Aim of the exercise:
Find and copy each line of the data that includes "title".

━━━━━━━━━━━━━━━━━━━━

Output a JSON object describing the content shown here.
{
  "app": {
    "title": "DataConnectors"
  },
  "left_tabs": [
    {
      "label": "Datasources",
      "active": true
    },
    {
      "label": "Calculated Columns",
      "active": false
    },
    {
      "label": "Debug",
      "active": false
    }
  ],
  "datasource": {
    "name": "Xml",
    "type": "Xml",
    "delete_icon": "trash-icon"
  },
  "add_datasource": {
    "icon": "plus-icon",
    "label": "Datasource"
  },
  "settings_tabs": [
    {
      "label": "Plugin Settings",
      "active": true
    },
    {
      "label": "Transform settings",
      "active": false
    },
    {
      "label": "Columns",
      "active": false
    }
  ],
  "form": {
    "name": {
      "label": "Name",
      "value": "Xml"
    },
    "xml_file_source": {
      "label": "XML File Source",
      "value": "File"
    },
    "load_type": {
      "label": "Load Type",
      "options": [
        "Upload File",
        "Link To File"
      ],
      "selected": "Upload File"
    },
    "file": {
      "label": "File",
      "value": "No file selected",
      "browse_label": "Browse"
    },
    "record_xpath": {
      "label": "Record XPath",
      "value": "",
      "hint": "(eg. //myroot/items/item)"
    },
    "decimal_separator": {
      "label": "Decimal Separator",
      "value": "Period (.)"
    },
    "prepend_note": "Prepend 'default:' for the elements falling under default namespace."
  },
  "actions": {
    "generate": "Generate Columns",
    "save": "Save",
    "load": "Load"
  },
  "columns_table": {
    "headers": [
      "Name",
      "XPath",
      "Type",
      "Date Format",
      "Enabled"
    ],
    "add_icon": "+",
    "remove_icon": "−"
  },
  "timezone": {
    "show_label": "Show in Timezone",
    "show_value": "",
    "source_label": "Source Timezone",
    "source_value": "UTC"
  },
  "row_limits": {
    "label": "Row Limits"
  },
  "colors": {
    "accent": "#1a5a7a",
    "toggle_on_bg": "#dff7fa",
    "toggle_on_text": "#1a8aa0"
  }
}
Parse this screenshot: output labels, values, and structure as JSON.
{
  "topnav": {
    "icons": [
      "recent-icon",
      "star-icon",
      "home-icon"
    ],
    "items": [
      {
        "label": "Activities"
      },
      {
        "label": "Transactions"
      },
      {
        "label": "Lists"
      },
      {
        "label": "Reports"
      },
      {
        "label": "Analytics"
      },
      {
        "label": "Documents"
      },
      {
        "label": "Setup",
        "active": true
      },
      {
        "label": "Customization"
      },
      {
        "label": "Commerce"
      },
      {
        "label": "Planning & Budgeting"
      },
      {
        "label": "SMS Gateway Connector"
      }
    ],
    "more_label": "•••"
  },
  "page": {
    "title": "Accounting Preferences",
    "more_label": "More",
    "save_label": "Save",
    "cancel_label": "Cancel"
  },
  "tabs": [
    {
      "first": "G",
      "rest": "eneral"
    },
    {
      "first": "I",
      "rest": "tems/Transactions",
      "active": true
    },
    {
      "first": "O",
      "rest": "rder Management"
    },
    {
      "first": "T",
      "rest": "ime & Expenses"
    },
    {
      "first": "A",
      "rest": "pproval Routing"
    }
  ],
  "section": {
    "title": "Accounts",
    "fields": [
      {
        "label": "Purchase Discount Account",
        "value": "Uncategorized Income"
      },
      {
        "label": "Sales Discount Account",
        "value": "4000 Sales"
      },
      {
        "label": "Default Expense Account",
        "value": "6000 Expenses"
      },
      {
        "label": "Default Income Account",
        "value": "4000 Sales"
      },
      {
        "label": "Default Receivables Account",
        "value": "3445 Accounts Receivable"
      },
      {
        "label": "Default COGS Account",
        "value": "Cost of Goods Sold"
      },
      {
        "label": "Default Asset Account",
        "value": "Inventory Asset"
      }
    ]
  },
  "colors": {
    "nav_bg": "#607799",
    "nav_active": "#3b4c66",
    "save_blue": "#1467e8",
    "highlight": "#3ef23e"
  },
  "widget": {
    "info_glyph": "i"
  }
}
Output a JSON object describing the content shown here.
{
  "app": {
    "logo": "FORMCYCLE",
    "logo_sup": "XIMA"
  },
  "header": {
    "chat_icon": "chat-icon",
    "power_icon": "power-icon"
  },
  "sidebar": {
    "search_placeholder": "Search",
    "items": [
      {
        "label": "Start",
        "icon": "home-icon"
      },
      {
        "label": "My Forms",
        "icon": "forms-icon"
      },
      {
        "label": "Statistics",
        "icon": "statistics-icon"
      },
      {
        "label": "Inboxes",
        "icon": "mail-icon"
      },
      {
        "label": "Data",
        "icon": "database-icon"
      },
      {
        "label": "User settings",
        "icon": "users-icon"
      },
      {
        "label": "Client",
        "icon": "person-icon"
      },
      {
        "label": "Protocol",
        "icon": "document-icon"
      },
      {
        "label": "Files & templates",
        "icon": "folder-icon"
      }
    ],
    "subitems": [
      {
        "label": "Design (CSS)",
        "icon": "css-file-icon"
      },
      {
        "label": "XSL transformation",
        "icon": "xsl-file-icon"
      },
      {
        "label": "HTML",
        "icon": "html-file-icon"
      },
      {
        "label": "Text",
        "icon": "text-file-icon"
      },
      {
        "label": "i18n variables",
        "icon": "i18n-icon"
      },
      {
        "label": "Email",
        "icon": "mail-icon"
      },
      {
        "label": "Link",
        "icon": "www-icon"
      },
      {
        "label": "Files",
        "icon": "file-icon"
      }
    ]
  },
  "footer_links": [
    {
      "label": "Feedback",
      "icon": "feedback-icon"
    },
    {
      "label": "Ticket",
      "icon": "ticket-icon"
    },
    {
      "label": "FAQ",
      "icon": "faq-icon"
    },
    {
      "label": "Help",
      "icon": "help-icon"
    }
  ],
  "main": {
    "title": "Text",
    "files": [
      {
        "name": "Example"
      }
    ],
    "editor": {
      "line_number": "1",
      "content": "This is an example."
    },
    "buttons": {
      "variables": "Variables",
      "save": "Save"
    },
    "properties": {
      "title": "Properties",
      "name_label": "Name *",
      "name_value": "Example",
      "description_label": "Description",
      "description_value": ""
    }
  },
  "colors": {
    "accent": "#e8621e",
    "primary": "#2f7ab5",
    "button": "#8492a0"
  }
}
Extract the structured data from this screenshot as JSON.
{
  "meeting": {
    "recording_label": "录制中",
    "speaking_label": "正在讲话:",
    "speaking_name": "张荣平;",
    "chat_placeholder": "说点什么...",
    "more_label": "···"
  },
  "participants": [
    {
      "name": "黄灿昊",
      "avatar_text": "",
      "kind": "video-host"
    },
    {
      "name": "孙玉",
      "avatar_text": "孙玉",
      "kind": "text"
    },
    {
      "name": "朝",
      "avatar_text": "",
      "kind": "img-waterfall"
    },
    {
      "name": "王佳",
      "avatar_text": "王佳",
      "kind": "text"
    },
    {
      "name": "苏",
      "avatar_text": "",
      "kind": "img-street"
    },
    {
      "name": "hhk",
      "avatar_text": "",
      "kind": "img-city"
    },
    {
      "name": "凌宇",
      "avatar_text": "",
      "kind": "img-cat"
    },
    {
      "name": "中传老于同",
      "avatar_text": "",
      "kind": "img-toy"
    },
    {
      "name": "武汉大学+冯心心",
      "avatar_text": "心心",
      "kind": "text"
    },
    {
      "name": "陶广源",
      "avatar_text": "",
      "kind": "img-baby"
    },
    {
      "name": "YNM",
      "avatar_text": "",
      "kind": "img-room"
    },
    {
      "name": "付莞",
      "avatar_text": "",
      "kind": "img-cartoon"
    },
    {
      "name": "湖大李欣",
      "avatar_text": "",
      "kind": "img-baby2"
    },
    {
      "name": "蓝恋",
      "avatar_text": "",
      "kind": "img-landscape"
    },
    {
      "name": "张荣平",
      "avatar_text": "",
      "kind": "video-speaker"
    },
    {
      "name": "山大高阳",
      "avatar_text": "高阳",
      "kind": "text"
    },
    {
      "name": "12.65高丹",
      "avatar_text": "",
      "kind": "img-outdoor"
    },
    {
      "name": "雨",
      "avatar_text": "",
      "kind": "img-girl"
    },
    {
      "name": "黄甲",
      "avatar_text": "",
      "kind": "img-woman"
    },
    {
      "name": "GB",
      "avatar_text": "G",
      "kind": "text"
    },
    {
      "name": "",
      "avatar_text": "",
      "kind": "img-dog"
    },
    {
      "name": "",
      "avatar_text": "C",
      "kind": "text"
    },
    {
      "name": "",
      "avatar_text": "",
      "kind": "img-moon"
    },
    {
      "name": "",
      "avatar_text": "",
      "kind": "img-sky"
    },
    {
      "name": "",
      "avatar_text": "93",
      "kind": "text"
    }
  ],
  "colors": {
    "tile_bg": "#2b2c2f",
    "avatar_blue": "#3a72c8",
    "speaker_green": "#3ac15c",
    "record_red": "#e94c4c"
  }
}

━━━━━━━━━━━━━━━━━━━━

Exercise output:
    "title": "DataConnectors"
    "title": "Accounting Preferences",
    "title": "Accounts",
    "title": "Text",
      "title": "Properties",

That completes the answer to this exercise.